[[ Records for this exercise open ]]

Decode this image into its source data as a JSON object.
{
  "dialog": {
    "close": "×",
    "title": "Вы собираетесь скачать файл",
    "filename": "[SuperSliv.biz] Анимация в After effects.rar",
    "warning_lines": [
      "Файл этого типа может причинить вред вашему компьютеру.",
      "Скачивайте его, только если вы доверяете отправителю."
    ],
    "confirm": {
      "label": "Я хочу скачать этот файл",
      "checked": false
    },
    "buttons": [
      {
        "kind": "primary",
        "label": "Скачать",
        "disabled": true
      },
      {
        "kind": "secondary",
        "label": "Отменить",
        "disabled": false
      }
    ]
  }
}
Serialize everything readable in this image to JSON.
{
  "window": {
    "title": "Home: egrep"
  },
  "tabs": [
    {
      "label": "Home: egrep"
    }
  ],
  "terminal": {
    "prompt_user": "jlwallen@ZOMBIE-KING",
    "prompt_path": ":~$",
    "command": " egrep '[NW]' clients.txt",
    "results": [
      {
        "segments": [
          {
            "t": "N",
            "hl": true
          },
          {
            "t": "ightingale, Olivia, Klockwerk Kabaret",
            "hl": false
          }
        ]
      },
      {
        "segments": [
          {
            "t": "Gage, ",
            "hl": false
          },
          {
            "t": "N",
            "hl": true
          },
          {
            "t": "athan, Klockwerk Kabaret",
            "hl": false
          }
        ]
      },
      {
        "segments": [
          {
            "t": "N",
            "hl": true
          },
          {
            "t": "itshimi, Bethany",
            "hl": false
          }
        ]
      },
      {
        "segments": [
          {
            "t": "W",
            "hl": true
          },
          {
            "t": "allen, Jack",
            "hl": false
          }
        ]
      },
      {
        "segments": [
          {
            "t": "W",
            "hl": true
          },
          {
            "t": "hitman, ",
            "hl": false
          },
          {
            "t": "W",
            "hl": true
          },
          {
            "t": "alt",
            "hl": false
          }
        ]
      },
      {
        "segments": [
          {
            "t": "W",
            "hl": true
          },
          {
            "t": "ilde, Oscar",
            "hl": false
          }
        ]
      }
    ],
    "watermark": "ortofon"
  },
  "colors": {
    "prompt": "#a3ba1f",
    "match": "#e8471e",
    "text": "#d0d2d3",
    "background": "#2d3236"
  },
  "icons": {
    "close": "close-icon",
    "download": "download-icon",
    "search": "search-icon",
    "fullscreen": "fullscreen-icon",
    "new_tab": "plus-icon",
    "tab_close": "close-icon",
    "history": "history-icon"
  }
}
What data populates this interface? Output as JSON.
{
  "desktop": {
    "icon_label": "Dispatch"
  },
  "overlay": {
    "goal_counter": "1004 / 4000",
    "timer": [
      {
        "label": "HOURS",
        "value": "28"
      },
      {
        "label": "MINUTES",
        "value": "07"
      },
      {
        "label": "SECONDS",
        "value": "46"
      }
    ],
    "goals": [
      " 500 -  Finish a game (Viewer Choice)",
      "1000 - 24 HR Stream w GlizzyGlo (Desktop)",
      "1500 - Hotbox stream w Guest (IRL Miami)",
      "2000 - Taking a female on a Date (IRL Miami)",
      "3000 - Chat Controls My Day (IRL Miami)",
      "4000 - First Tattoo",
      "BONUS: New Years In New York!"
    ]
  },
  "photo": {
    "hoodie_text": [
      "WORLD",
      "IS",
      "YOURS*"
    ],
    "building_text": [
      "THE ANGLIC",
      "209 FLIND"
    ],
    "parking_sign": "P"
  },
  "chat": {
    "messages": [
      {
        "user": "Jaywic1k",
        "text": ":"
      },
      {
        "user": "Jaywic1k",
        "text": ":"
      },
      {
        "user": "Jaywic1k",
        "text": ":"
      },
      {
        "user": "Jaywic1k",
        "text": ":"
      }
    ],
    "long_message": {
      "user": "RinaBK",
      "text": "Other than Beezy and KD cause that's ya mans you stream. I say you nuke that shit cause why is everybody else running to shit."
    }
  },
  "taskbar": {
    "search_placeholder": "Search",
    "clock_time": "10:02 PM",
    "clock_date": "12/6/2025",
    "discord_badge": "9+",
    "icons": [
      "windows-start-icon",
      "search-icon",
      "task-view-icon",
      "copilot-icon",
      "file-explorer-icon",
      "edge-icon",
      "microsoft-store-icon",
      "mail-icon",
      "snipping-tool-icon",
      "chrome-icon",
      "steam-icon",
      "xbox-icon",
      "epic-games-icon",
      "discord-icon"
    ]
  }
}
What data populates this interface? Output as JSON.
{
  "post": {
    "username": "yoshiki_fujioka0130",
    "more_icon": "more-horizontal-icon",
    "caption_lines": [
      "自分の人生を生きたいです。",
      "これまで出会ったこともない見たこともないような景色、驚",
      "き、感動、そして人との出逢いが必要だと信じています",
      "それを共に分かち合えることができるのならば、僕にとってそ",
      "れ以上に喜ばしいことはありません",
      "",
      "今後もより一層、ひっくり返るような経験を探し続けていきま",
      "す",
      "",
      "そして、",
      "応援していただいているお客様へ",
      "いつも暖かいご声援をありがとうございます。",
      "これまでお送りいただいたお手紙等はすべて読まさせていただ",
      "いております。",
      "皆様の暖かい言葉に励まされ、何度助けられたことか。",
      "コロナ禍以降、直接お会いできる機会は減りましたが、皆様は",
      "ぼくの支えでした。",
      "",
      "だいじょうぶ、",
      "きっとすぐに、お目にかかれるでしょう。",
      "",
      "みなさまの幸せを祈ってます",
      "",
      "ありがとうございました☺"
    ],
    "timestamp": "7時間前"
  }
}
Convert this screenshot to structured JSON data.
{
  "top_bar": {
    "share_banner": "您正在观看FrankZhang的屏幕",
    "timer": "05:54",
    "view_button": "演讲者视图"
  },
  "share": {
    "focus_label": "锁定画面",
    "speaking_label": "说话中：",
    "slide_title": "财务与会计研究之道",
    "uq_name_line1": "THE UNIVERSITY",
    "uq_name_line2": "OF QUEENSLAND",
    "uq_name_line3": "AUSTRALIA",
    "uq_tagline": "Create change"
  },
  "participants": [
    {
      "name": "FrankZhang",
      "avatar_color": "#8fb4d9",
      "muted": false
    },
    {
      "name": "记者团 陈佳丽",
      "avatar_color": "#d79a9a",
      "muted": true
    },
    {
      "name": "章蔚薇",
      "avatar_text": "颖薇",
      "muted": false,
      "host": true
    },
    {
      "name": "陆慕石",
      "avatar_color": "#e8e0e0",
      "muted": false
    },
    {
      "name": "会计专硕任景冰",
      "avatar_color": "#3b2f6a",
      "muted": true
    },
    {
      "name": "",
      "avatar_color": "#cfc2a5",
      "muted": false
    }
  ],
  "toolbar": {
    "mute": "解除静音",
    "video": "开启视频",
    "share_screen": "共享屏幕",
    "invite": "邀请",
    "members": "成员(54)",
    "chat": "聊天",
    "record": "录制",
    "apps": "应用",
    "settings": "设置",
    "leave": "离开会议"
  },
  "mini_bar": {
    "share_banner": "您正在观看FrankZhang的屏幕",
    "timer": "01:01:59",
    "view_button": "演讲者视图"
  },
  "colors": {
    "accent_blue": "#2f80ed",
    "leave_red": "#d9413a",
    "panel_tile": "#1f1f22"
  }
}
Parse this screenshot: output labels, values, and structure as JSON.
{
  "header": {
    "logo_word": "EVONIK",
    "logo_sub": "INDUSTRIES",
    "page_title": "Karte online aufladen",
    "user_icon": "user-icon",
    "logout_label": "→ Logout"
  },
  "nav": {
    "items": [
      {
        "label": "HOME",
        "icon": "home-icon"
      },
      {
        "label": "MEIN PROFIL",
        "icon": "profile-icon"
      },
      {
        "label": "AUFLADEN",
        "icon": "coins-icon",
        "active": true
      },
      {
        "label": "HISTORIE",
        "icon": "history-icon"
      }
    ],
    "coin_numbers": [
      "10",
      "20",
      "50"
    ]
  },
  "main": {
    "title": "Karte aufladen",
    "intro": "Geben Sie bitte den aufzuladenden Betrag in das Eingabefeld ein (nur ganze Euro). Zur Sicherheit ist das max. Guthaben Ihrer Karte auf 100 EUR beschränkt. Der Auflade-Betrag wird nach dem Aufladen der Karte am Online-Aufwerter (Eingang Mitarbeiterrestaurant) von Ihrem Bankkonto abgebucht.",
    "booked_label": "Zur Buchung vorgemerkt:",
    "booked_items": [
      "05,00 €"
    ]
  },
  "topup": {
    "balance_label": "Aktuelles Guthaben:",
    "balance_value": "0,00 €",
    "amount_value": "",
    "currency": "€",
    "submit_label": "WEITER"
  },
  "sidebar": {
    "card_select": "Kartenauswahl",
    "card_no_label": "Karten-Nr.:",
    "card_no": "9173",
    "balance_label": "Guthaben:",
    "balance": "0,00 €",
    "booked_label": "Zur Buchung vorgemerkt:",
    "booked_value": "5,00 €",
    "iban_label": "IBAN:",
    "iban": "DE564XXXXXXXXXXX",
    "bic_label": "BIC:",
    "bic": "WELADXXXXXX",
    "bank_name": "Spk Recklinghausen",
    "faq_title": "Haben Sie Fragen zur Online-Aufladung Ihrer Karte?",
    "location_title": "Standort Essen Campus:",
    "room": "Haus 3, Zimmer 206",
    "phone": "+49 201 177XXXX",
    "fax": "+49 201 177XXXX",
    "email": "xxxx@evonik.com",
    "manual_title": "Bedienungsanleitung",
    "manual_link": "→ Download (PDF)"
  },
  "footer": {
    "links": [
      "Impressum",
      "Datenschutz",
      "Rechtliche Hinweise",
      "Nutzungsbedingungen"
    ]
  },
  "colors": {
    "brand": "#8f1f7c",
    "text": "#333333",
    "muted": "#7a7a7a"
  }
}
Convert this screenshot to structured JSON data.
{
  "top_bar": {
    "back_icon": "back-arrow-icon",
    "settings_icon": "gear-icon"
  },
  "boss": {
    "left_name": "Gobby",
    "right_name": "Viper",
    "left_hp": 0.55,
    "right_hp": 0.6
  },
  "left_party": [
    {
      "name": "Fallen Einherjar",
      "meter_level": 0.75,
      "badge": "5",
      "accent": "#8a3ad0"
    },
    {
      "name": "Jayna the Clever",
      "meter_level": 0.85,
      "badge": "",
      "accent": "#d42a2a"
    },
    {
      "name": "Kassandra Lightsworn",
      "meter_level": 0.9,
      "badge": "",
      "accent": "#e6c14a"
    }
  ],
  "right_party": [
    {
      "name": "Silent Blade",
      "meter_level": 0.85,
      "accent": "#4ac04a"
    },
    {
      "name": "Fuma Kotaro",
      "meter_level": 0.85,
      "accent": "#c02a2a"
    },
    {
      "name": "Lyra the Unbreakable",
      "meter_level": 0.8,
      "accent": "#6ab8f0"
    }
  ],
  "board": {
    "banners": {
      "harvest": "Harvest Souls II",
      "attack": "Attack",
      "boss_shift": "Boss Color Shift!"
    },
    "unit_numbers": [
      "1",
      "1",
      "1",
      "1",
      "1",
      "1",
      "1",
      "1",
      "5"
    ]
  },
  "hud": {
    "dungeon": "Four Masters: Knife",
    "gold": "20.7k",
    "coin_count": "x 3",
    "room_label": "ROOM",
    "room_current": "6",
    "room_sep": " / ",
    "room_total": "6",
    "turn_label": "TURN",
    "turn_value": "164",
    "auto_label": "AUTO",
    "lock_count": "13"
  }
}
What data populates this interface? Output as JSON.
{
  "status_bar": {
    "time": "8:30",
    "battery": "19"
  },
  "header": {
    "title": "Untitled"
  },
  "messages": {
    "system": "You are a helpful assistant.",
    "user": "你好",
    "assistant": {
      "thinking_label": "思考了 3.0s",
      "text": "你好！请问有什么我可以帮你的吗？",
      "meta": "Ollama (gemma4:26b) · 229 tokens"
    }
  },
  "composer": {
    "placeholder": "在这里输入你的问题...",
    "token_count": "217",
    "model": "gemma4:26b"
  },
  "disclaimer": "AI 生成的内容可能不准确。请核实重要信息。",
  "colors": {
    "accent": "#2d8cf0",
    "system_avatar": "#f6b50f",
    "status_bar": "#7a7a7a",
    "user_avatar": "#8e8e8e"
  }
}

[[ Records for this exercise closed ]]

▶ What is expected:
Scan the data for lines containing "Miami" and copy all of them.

▶ Written response:
      "1500 - Hotbox stream w Guest (IRL Miami)",
      "2000 - Taking a female on a Date (IRL Miami)",
      "3000 - Chat Controls My Day (IRL Miami)",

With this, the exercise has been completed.